→ Task input
⟨
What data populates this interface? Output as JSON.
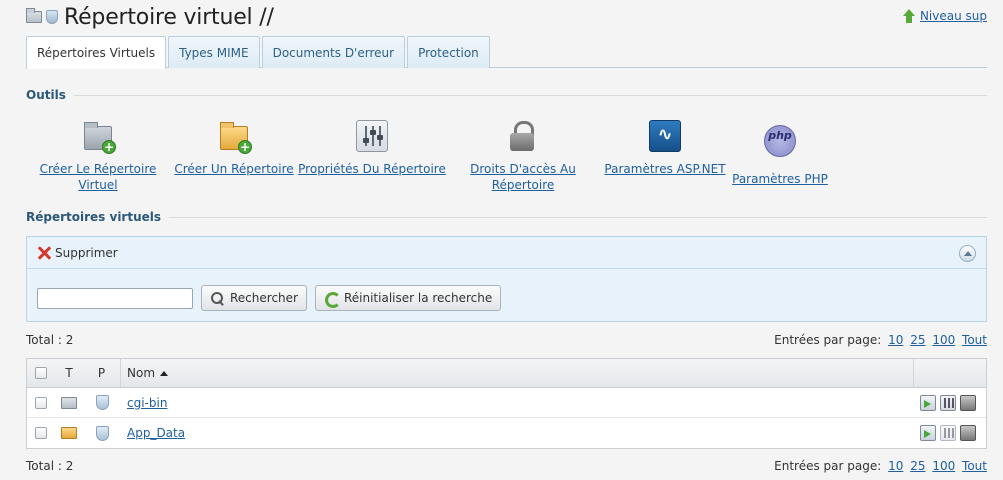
{
  "header": {
    "title": "Répertoire virtuel //",
    "level_up_label": "Niveau sup"
  },
  "tabs": [
    {
      "label": "Répertoires Virtuels",
      "active": true
    },
    {
      "label": "Types MIME",
      "active": false
    },
    {
      "label": "Documents D'erreur",
      "active": false
    },
    {
      "label": "Protection",
      "active": false
    }
  ],
  "tools": {
    "section_title": "Outils",
    "items": [
      {
        "line1": "Créer Le Répertoire",
        "line2": "Virtuel",
        "icon": "folder-add-icon"
      },
      {
        "line1": "Créer Un Répertoire",
        "line2": "",
        "icon": "folder-add-icon"
      },
      {
        "line1": "Propriétés Du Répertoire",
        "line2": "",
        "icon": "properties-icon"
      },
      {
        "line1": "Droits D'accès Au",
        "line2": "Répertoire",
        "icon": "lock-icon"
      },
      {
        "line1": "Paramètres ASP.NET",
        "line2": "",
        "icon": "aspnet-icon"
      },
      {
        "line1": "Paramètres PHP",
        "line2": "",
        "icon": "php-icon"
      }
    ]
  },
  "vdirs": {
    "section_title": "Répertoires virtuels",
    "delete_label": "Supprimer",
    "search_value": "",
    "search_button": "Rechercher",
    "reset_button": "Réinitialiser la recherche",
    "total_label": "Total : 2",
    "per_page_label": "Entrées par page:",
    "per_page_options": [
      "10",
      "25",
      "100",
      "Tout"
    ],
    "columns": {
      "t": "T",
      "p": "P",
      "name": "Nom"
    },
    "rows": [
      {
        "name": "cgi-bin",
        "type": "virtual"
      },
      {
        "name": "App_Data",
        "type": "physical"
      }
    ]
  },
  "colors": {
    "link": "#1f5fa0",
    "section_title": "#2b587a",
    "panel_bg": "#e8f2fa",
    "delete_icon": "#d6382c",
    "level_up_arrow": "#5aa83a"
  }
}
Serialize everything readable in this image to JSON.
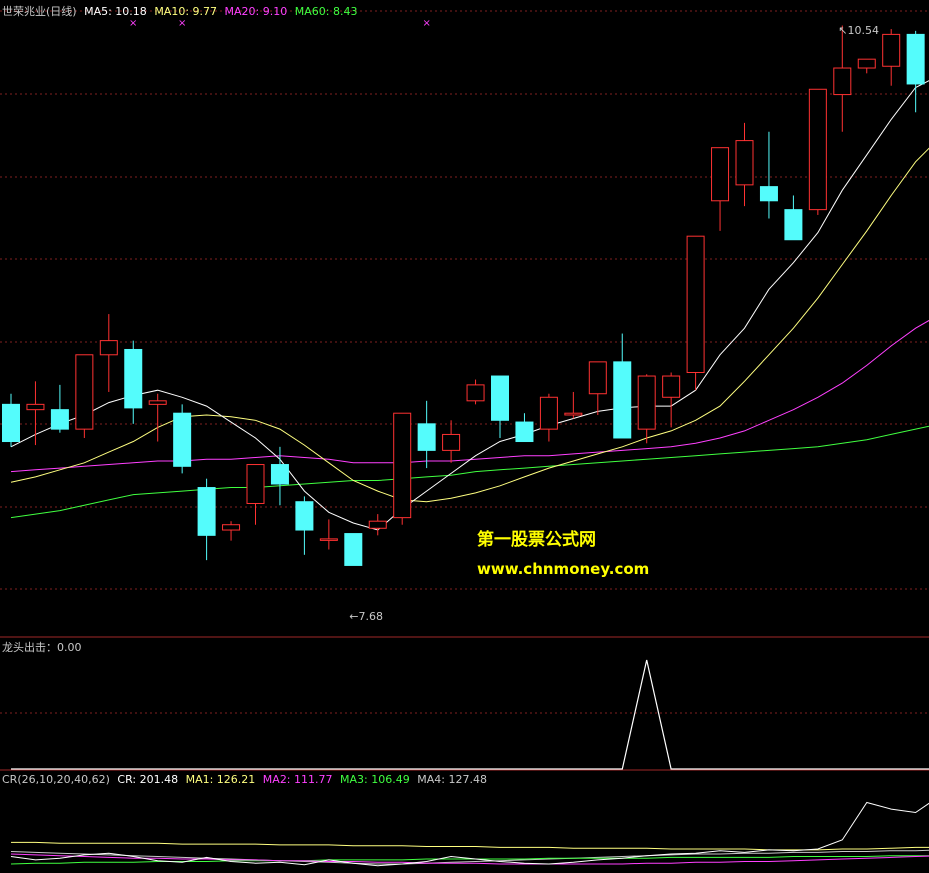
{
  "main_panel": {
    "title": "世荣兆业(日线)",
    "legend": [
      {
        "label": "MA5: 10.18",
        "color": "#ffffff"
      },
      {
        "label": "MA10: 9.77",
        "color": "#ffff80"
      },
      {
        "label": "MA20: 9.10",
        "color": "#ff40ff"
      },
      {
        "label": "MA60: 8.43",
        "color": "#40ff40"
      }
    ],
    "high_label": "10.54",
    "low_label": "7.68"
  },
  "indicator_panel": {
    "label": "龙头出击：0.00"
  },
  "cr_panel": {
    "legend": [
      {
        "label": "CR(26,10,20,40,62)",
        "color": "#c8c8c8"
      },
      {
        "label": "CR: 201.48",
        "color": "#ffffff"
      },
      {
        "label": "MA1: 126.21",
        "color": "#ffff80"
      },
      {
        "label": "MA2: 111.77",
        "color": "#ff40ff"
      },
      {
        "label": "MA3: 106.49",
        "color": "#40ff40"
      },
      {
        "label": "MA4: 127.48",
        "color": "#c8c8c8"
      }
    ]
  },
  "watermark": {
    "line1": "第一股票公式网",
    "line2": "www.chnmoney.com"
  },
  "colors": {
    "up": "#ff3232",
    "down": "#54fcfc",
    "grid": "#802020",
    "ma5": "#ffffff",
    "ma10": "#ffff80",
    "ma20": "#ff40ff",
    "ma60": "#40ff40",
    "marker": "#ff40ff"
  },
  "chart_data": {
    "type": "candlestick",
    "ylim": [
      7.4,
      10.75
    ],
    "candles": [
      {
        "o": 8.59,
        "h": 8.65,
        "l": 8.35,
        "c": 8.38
      },
      {
        "o": 8.56,
        "h": 8.72,
        "l": 8.36,
        "c": 8.59
      },
      {
        "o": 8.56,
        "h": 8.7,
        "l": 8.43,
        "c": 8.45
      },
      {
        "o": 8.45,
        "h": 8.87,
        "l": 8.4,
        "c": 8.87
      },
      {
        "o": 8.87,
        "h": 9.1,
        "l": 8.66,
        "c": 8.95
      },
      {
        "o": 8.9,
        "h": 8.95,
        "l": 8.48,
        "c": 8.57
      },
      {
        "o": 8.59,
        "h": 8.65,
        "l": 8.38,
        "c": 8.61
      },
      {
        "o": 8.54,
        "h": 8.59,
        "l": 8.2,
        "c": 8.24
      },
      {
        "o": 8.12,
        "h": 8.17,
        "l": 7.71,
        "c": 7.85
      },
      {
        "o": 7.88,
        "h": 7.93,
        "l": 7.82,
        "c": 7.91
      },
      {
        "o": 8.03,
        "h": 8.25,
        "l": 7.91,
        "c": 8.25
      },
      {
        "o": 8.25,
        "h": 8.35,
        "l": 8.02,
        "c": 8.14
      },
      {
        "o": 8.04,
        "h": 8.07,
        "l": 7.74,
        "c": 7.88
      },
      {
        "o": 7.83,
        "h": 7.94,
        "l": 7.77,
        "c": 7.83
      },
      {
        "o": 7.86,
        "h": 7.86,
        "l": 7.69,
        "c": 7.68
      },
      {
        "o": 7.89,
        "h": 7.97,
        "l": 7.85,
        "c": 7.93
      },
      {
        "o": 7.95,
        "h": 8.54,
        "l": 7.91,
        "c": 8.54
      },
      {
        "o": 8.48,
        "h": 8.61,
        "l": 8.23,
        "c": 8.33
      },
      {
        "o": 8.33,
        "h": 8.5,
        "l": 8.26,
        "c": 8.42
      },
      {
        "o": 8.61,
        "h": 8.73,
        "l": 8.59,
        "c": 8.7
      },
      {
        "o": 8.75,
        "h": 8.75,
        "l": 8.4,
        "c": 8.5
      },
      {
        "o": 8.49,
        "h": 8.54,
        "l": 8.38,
        "c": 8.38
      },
      {
        "o": 8.45,
        "h": 8.65,
        "l": 8.38,
        "c": 8.63
      },
      {
        "o": 8.53,
        "h": 8.66,
        "l": 8.51,
        "c": 8.54
      },
      {
        "o": 8.65,
        "h": 8.83,
        "l": 8.53,
        "c": 8.83
      },
      {
        "o": 8.83,
        "h": 8.99,
        "l": 8.4,
        "c": 8.4
      },
      {
        "o": 8.45,
        "h": 8.76,
        "l": 8.37,
        "c": 8.75
      },
      {
        "o": 8.63,
        "h": 8.77,
        "l": 8.46,
        "c": 8.75
      },
      {
        "o": 8.77,
        "h": 9.53,
        "l": 8.67,
        "c": 9.54
      },
      {
        "o": 9.74,
        "h": 9.96,
        "l": 9.57,
        "c": 10.04
      },
      {
        "o": 9.83,
        "h": 10.18,
        "l": 9.71,
        "c": 10.08
      },
      {
        "o": 9.82,
        "h": 10.13,
        "l": 9.64,
        "c": 9.74
      },
      {
        "o": 9.69,
        "h": 9.77,
        "l": 9.52,
        "c": 9.52
      },
      {
        "o": 9.69,
        "h": 10.35,
        "l": 9.66,
        "c": 10.37
      },
      {
        "o": 10.34,
        "h": 10.73,
        "l": 10.13,
        "c": 10.49
      },
      {
        "o": 10.49,
        "h": 10.54,
        "l": 10.46,
        "c": 10.54
      },
      {
        "o": 10.5,
        "h": 10.71,
        "l": 10.39,
        "c": 10.68
      },
      {
        "o": 10.68,
        "h": 10.7,
        "l": 10.24,
        "c": 10.4
      },
      {
        "o": 10.36,
        "h": 10.7,
        "l": 10.29,
        "c": 10.6
      }
    ],
    "ma5": [
      8.35,
      8.42,
      8.48,
      8.53,
      8.6,
      8.64,
      8.67,
      8.63,
      8.58,
      8.49,
      8.4,
      8.28,
      8.1,
      7.98,
      7.92,
      7.88,
      8.0,
      8.1,
      8.2,
      8.3,
      8.38,
      8.42,
      8.47,
      8.51,
      8.55,
      8.57,
      8.58,
      8.58,
      8.67,
      8.87,
      9.02,
      9.24,
      9.39,
      9.56,
      9.8,
      10.0,
      10.2,
      10.38,
      10.45
    ],
    "ma10": [
      8.15,
      8.18,
      8.22,
      8.26,
      8.32,
      8.38,
      8.46,
      8.52,
      8.53,
      8.52,
      8.5,
      8.45,
      8.36,
      8.26,
      8.16,
      8.1,
      8.05,
      8.04,
      8.06,
      8.09,
      8.13,
      8.18,
      8.23,
      8.27,
      8.31,
      8.35,
      8.4,
      8.44,
      8.5,
      8.58,
      8.72,
      8.87,
      9.02,
      9.19,
      9.38,
      9.57,
      9.77,
      9.96,
      10.1
    ],
    "ma20": [
      8.21,
      8.22,
      8.23,
      8.24,
      8.25,
      8.26,
      8.27,
      8.27,
      8.28,
      8.28,
      8.29,
      8.3,
      8.29,
      8.28,
      8.26,
      8.26,
      8.26,
      8.27,
      8.27,
      8.28,
      8.29,
      8.3,
      8.3,
      8.31,
      8.32,
      8.33,
      8.34,
      8.35,
      8.37,
      8.4,
      8.44,
      8.5,
      8.56,
      8.63,
      8.71,
      8.81,
      8.92,
      9.02,
      9.1
    ],
    "ma60": [
      7.95,
      7.97,
      7.99,
      8.02,
      8.05,
      8.08,
      8.09,
      8.1,
      8.11,
      8.12,
      8.12,
      8.13,
      8.14,
      8.15,
      8.16,
      8.16,
      8.17,
      8.18,
      8.19,
      8.21,
      8.22,
      8.23,
      8.24,
      8.25,
      8.26,
      8.27,
      8.28,
      8.29,
      8.3,
      8.31,
      8.32,
      8.33,
      8.34,
      8.35,
      8.37,
      8.39,
      8.42,
      8.45,
      8.48
    ],
    "markers": [
      5,
      7,
      17
    ],
    "dragon_signal": [
      0,
      0,
      0,
      0,
      0,
      0,
      0,
      0,
      0,
      0,
      0,
      0,
      0,
      0,
      0,
      0,
      0,
      0,
      0,
      0,
      0,
      0,
      0,
      0,
      0,
      0,
      1,
      0,
      0,
      0,
      0,
      0,
      0,
      0,
      0,
      0,
      0,
      0,
      0
    ],
    "cr": [
      105,
      101,
      103,
      107,
      109,
      105,
      100,
      98,
      104,
      99,
      97,
      98,
      95,
      101,
      97,
      94,
      96,
      99,
      105,
      102,
      99,
      97,
      96,
      98,
      101,
      103,
      106,
      108,
      109,
      112,
      110,
      113,
      112,
      114,
      125,
      170,
      162,
      158,
      178
    ],
    "ma1": [
      122,
      122,
      121,
      121,
      121,
      121,
      121,
      120,
      120,
      120,
      120,
      119,
      119,
      119,
      118,
      118,
      118,
      117,
      117,
      117,
      116,
      116,
      116,
      115,
      115,
      115,
      115,
      114,
      114,
      114,
      114,
      113,
      113,
      113,
      114,
      114,
      115,
      116,
      116
    ],
    "ma2": [
      108,
      107,
      106,
      105,
      104,
      103,
      103,
      102,
      102,
      101,
      101,
      100,
      100,
      99,
      99,
      98,
      98,
      97,
      97,
      97,
      96,
      96,
      96,
      96,
      96,
      96,
      97,
      97,
      98,
      98,
      99,
      99,
      100,
      101,
      102,
      103,
      104,
      105,
      106
    ],
    "ma3": [
      96,
      97,
      97,
      98,
      98,
      98,
      99,
      99,
      99,
      100,
      100,
      100,
      100,
      101,
      101,
      101,
      101,
      102,
      102,
      102,
      102,
      102,
      103,
      103,
      103,
      103,
      103,
      104,
      104,
      104,
      104,
      104,
      105,
      105,
      105,
      105,
      106,
      106,
      106
    ],
    "ma4": [
      111,
      110,
      109,
      108,
      107,
      106,
      105,
      104,
      103,
      102,
      101,
      100,
      99,
      98,
      97,
      96,
      96,
      97,
      98,
      99,
      100,
      101,
      102,
      103,
      104,
      105,
      106,
      107,
      108,
      108,
      109,
      109,
      110,
      110,
      111,
      111,
      112,
      112,
      113
    ],
    "cr_ylim": [
      90,
      185
    ]
  }
}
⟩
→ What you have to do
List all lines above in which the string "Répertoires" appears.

→ Solved problem
      "label": "Répertoires Virtuels",
    "section_title": "Répertoires virtuels",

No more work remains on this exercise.